- Author Font: Ubuntu
- Author Text Size: 16px
Add New Global Preset
Since we have made significant changes to this testimonial preset, it makes sense to create a new one at this point in order to be used for future post quotes.
To create a new one, click the button “Create New Preset from Current Styles”. Then give the new preset a name (“blog post quote”) and save it. The global preset is now ready to be used going forward.
Save the layout and you will see it within the post content.
Design #1: Adding Blurbs to a Blog Post with Global Presets and a Divi Layout Block
For this next example, we are going to add a few blurbs to the post.
Add New Divi Layout Block
Add another Divi Layout Block and click the Build New Layout button.
In the Layout Editor, add a two-column row to the layout.
Add Blurb Module with Presets
In the left column, add a blurb module.
Add a new icon image to the blurb. Then open the presets dropdown and select the blurb preset “WALP – Blurb 4”.
Add Second Blurb
Then copy the blurb and paste it into column 2 and update the image.
Save the layout and you will see it in the post content.
Now open the post on the front end to see the final result.
Reusable Blocks with Global Presets
If you want to take advantage of reusable blocks with Divi layout blocks, it is good to know that they will work with global presets. So, if you want to save the blog CTA we created earlier as a reusable block, you will have a convenient block that you can use to add CTAs when building your posts. And, since the CTA is using a button and text with a global preset, updating the global preset for that element will also update the element in the reusable block.
Global Presets is one of our most powerful design tools available in Divi. Once you take the time to add global presets to the modules you use throughout the site, you can really take advantage of a streamlined process of designing blog post templates and content using layout blocks.
I look forward to hearing from you in the comments.
No, no, no, no, no!
For a client writing blog posts this is not acceptable. The way to achieve this (and make sure every blog post looks the same and not open to mistakes by the authors – which there may be many) is to use custom fields which you would add and style in the template builder.
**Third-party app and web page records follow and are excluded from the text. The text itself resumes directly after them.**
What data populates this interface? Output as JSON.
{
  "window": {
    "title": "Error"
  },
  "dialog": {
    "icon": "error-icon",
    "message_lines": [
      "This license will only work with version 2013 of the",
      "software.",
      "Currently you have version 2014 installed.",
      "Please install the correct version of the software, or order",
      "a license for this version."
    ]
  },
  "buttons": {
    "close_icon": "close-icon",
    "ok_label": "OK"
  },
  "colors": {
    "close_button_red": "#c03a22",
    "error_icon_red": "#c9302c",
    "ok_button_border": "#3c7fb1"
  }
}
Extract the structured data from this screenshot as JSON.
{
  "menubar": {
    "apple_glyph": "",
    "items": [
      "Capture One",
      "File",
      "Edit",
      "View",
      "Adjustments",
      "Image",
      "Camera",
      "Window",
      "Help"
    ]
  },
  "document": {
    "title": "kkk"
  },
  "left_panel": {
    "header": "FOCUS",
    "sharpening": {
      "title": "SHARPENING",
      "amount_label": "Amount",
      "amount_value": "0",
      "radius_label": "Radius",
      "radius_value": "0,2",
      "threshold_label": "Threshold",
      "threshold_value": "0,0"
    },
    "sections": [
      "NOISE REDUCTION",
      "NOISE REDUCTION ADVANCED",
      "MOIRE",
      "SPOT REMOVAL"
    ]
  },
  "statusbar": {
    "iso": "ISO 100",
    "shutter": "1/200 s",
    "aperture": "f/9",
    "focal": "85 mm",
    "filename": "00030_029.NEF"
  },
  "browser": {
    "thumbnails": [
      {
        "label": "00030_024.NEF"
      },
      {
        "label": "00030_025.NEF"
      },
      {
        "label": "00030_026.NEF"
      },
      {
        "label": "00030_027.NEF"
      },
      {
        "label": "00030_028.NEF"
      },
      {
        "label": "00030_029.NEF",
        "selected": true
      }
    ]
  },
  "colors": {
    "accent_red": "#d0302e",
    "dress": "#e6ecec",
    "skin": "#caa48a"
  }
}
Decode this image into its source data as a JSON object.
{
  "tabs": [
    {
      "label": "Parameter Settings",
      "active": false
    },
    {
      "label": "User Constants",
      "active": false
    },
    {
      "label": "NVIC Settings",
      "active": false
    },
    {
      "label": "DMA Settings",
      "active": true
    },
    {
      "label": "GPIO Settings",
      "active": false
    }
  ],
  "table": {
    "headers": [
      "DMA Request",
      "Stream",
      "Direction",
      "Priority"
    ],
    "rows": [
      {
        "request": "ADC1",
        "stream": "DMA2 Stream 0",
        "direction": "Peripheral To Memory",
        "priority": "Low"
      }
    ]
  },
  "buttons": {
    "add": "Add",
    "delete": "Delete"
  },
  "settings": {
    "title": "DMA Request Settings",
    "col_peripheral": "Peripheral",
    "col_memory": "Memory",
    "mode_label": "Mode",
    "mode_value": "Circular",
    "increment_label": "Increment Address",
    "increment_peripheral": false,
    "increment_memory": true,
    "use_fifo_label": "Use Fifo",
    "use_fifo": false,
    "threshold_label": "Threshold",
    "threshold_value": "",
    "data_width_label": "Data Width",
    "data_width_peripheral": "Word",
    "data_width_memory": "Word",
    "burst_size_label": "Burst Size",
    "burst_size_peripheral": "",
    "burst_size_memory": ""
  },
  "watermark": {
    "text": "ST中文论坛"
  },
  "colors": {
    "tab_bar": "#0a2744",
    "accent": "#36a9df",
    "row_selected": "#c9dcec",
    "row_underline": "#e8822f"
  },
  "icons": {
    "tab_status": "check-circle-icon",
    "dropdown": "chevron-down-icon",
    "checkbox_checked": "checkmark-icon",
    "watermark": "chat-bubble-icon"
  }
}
Then when the author writes a post in the default editor there will be custom fields that just need the content adding to them.
We should not be leaving ANY layout and formatting to the authors.